- REQUIRED ACTION -
Nothing but the text of the records belongs in your answer: repeat all of it exactly and leave out the images.

○ ○ ○ ○ ○ ○ ○

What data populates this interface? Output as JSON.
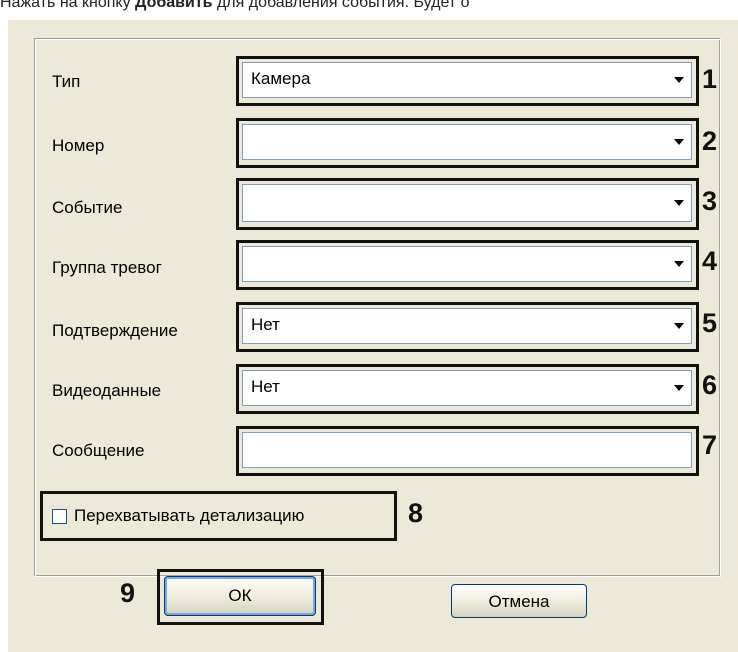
{
  "doc_text": {
    "before": "Нажать на кнопку ",
    "bold": "Добавить",
    "after": " для добавления события. Будет о"
  },
  "form": {
    "rows": [
      {
        "label": "Тип",
        "value": "Камера",
        "type": "select",
        "callout": "1"
      },
      {
        "label": "Номер",
        "value": "",
        "type": "select",
        "callout": "2"
      },
      {
        "label": "Событие",
        "value": "",
        "type": "select",
        "callout": "3"
      },
      {
        "label": "Группа тревог",
        "value": "",
        "type": "select",
        "callout": "4"
      },
      {
        "label": "Подтверждение",
        "value": "Нет",
        "type": "select",
        "callout": "5"
      },
      {
        "label": "Видеоданные",
        "value": "Нет",
        "type": "select",
        "callout": "6"
      },
      {
        "label": "Сообщение",
        "value": "",
        "type": "text",
        "callout": "7"
      }
    ],
    "checkbox": {
      "label": "Перехватывать детализацию",
      "checked": false,
      "callout": "8"
    }
  },
  "buttons": {
    "ok_label": "ОК",
    "cancel_label": "Отмена",
    "callout": "9"
  },
  "colors": {
    "dialog_bg": "#ECE9D8",
    "highlight_border": "#111111",
    "field_border": "#7f9db9"
  }
}
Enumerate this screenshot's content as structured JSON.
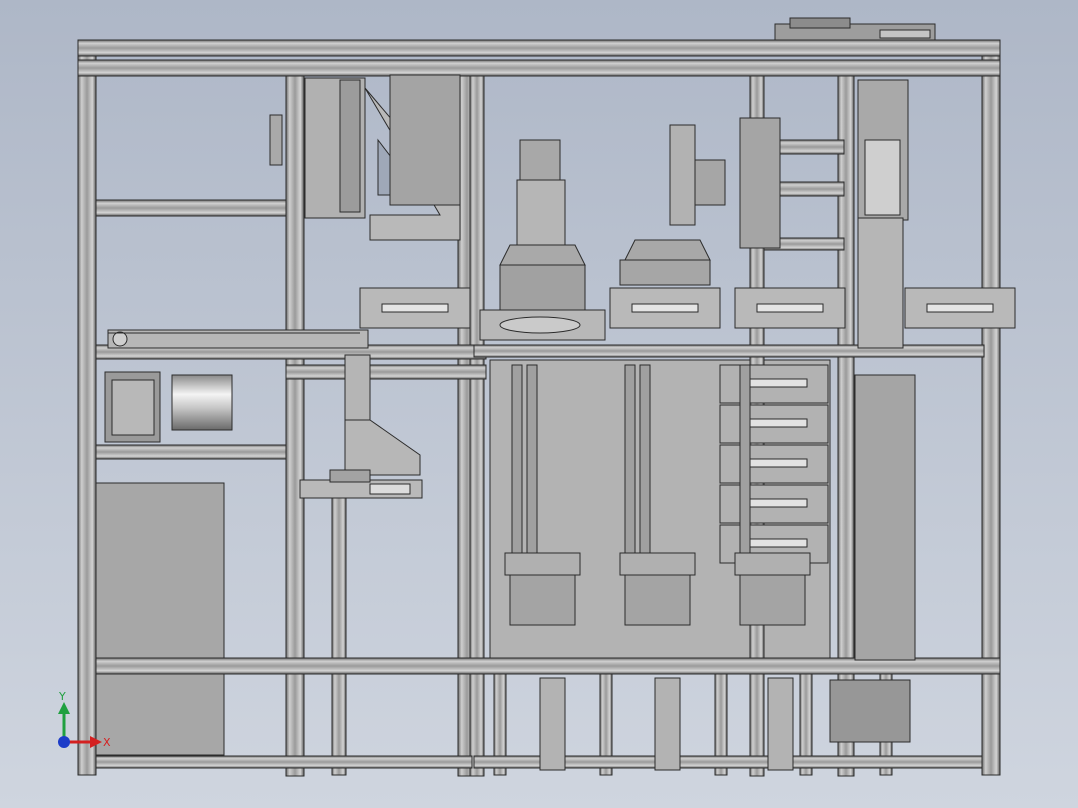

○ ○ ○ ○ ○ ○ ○

- WRITTEN SOLUTION -
What data populates this interface? Output as JSON.
{
  "doc_text": {
    "before": "Нажать на кнопку ",
    "bold": "Добавить",
    "after": " для добавления события. Будет о"
  },
  "form": {
    "rows": [
      {
        "label": "Тип",
        "value": "Камера",
        "type": "select",
        "callout": "1"
      },
      {
        "label": "Номер",
        "value": "",
        "type": "select",
        "callout": "2"
      },
      {
        "label": "Событие",
        "value": "",
        "type": "select",
        "callout": "3"
      },
      {
        "label": "Группа тревог",
        "value": "",
        "type": "select",
        "callout": "4"
      },
      {
        "label": "Подтверждение",
        "value": "Нет",
        "type": "select",
        "callout": "5"
      },
      {
        "label": "Видеоданные",
        "value": "Нет",
        "type": "select",
        "callout": "6"
      },
      {
        "label": "Сообщение",
        "value": "",
        "type": "text",
        "callout": "7"
      }
    ],
    "checkbox": {
      "label": "Перехватывать детализацию",
      "checked": false,
      "callout": "8"
    }
  },
  "buttons": {
    "ok_label": "ОК",
    "cancel_label": "Отмена",
    "callout": "9"
  },
  "colors": {
    "dialog_bg": "#ECE9D8",
    "highlight_border": "#111111",
    "field_border": "#7f9db9"
  }
}
Enumerate this screenshot's content as structured JSON.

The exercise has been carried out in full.